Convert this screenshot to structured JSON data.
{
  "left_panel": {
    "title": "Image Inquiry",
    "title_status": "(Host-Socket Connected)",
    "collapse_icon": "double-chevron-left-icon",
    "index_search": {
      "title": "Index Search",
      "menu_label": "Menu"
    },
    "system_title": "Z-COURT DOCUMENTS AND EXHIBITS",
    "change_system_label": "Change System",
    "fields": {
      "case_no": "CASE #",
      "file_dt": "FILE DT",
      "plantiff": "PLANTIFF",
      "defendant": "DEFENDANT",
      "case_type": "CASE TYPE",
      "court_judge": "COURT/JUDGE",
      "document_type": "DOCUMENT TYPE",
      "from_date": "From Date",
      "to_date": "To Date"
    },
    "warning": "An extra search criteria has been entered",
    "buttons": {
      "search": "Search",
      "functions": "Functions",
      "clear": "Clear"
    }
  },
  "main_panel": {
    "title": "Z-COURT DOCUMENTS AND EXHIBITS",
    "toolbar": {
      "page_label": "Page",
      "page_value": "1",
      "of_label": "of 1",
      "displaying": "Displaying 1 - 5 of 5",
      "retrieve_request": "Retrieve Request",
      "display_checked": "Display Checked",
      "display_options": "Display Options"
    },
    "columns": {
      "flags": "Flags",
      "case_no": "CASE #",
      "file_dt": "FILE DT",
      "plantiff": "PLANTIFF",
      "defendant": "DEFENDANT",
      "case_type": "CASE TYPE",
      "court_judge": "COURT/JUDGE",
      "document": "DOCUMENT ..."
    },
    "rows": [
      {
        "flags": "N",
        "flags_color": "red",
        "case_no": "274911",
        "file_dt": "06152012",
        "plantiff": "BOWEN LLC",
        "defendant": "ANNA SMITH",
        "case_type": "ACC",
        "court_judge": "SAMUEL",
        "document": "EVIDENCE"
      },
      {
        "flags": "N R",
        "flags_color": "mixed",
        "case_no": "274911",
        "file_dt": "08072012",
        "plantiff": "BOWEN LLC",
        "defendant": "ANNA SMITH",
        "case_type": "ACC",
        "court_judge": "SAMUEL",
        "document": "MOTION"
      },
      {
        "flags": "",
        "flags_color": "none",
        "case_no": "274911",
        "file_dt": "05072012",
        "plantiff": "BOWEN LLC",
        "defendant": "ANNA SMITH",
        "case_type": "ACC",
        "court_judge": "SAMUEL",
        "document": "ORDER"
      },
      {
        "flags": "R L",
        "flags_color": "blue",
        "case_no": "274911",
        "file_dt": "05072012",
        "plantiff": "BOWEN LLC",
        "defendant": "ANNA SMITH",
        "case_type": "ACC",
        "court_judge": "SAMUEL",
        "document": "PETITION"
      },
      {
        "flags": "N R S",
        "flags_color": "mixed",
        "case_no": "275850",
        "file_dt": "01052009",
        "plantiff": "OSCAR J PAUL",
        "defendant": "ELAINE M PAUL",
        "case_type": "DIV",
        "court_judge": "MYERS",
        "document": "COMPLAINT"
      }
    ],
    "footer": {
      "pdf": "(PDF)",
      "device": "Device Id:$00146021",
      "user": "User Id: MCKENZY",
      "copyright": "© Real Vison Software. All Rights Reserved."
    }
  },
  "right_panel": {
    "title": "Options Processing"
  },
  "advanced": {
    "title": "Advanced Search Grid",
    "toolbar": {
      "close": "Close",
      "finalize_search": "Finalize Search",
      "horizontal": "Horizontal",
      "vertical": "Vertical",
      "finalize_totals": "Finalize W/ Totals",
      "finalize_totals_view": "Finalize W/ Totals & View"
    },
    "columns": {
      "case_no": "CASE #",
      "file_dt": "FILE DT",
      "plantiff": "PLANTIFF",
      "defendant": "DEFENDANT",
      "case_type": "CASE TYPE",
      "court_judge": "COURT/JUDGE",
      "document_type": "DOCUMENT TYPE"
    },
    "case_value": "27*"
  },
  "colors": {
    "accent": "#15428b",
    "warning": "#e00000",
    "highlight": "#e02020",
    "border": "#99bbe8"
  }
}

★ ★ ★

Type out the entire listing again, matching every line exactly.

Convert this screenshot to structured JSON data.
{
  "left_panel": {
    "title": "Image Inquiry",
    "title_status": "(Host-Socket Connected)",
    "collapse_icon": "double-chevron-left-icon",
    "index_search": {
      "title": "Index Search",
      "menu_label": "Menu"
    },
    "system_title": "Z-COURT DOCUMENTS AND EXHIBITS",
    "change_system_label": "Change System",
    "fields": {
      "case_no": "CASE #",
      "file_dt": "FILE DT",
      "plantiff": "PLANTIFF",
      "defendant": "DEFENDANT",
      "case_type": "CASE TYPE",
      "court_judge": "COURT/JUDGE",
      "document_type": "DOCUMENT TYPE",
      "from_date": "From Date",
      "to_date": "To Date"
    },
    "warning": "An extra search criteria has been entered",
    "buttons": {
      "search": "Search",
      "functions": "Functions",
      "clear": "Clear"
    }
  },
  "main_panel": {
    "title": "Z-COURT DOCUMENTS AND EXHIBITS",
    "toolbar": {
      "page_label": "Page",
      "page_value": "1",
      "of_label": "of 1",
      "displaying": "Displaying 1 - 5 of 5",
      "retrieve_request": "Retrieve Request",
      "display_checked": "Display Checked",
      "display_options": "Display Options"
    },
    "columns": {
      "flags": "Flags",
      "case_no": "CASE #",
      "file_dt": "FILE DT",
      "plantiff": "PLANTIFF",
      "defendant": "DEFENDANT",
      "case_type": "CASE TYPE",
      "court_judge": "COURT/JUDGE",
      "document": "DOCUMENT ..."
    },
    "rows": [
      {
        "flags": "N",
        "flags_color": "red",
        "case_no": "274911",
        "file_dt": "06152012",
        "plantiff": "BOWEN LLC",
        "defendant": "ANNA SMITH",
        "case_type": "ACC",
        "court_judge": "SAMUEL",
        "document": "EVIDENCE"
      },
      {
        "flags": "N R",
        "flags_color": "mixed",
        "case_no": "274911",
        "file_dt": "08072012",
        "plantiff": "BOWEN LLC",
        "defendant": "ANNA SMITH",
        "case_type": "ACC",
        "court_judge": "SAMUEL",
        "document": "MOTION"
      },
      {
        "flags": "",
        "flags_color": "none",
        "case_no": "274911",
        "file_dt": "05072012",
        "plantiff": "BOWEN LLC",
        "defendant": "ANNA SMITH",
        "case_type": "ACC",
        "court_judge": "SAMUEL",
        "document": "ORDER"
      },
      {
        "flags": "R L",
        "flags_color": "blue",
        "case_no": "274911",
        "file_dt": "05072012",
        "plantiff": "BOWEN LLC",
        "defendant": "ANNA SMITH",
        "case_type": "ACC",
        "court_judge": "SAMUEL",
        "document": "PETITION"
      },
      {
        "flags": "N R S",
        "flags_color": "mixed",
        "case_no": "275850",
        "file_dt": "01052009",
        "plantiff": "OSCAR J PAUL",
        "defendant": "ELAINE M PAUL",
        "case_type": "DIV",
        "court_judge": "MYERS",
        "document": "COMPLAINT"
      }
    ],
    "footer": {
      "pdf": "(PDF)",
      "device": "Device Id:$00146021",
      "user": "User Id: MCKENZY",
      "copyright": "© Real Vison Software. All Rights Reserved."
    }
  },
  "right_panel": {
    "title": "Options Processing"
  },
  "advanced": {
    "title": "Advanced Search Grid",
    "toolbar": {
      "close": "Close",
      "finalize_search": "Finalize Search",
      "horizontal": "Horizontal",
      "vertical": "Vertical",
      "finalize_totals": "Finalize W/ Totals",
      "finalize_totals_view": "Finalize W/ Totals & View"
    },
    "columns": {
      "case_no": "CASE #",
      "file_dt": "FILE DT",
      "plantiff": "PLANTIFF",
      "defendant": "DEFENDANT",
      "case_type": "CASE TYPE",
      "court_judge": "COURT/JUDGE",
      "document_type": "DOCUMENT TYPE"
    },
    "case_value": "27*"
  },
  "colors": {
    "accent": "#15428b",
    "warning": "#e00000",
    "highlight": "#e02020",
    "border": "#99bbe8"
  }
}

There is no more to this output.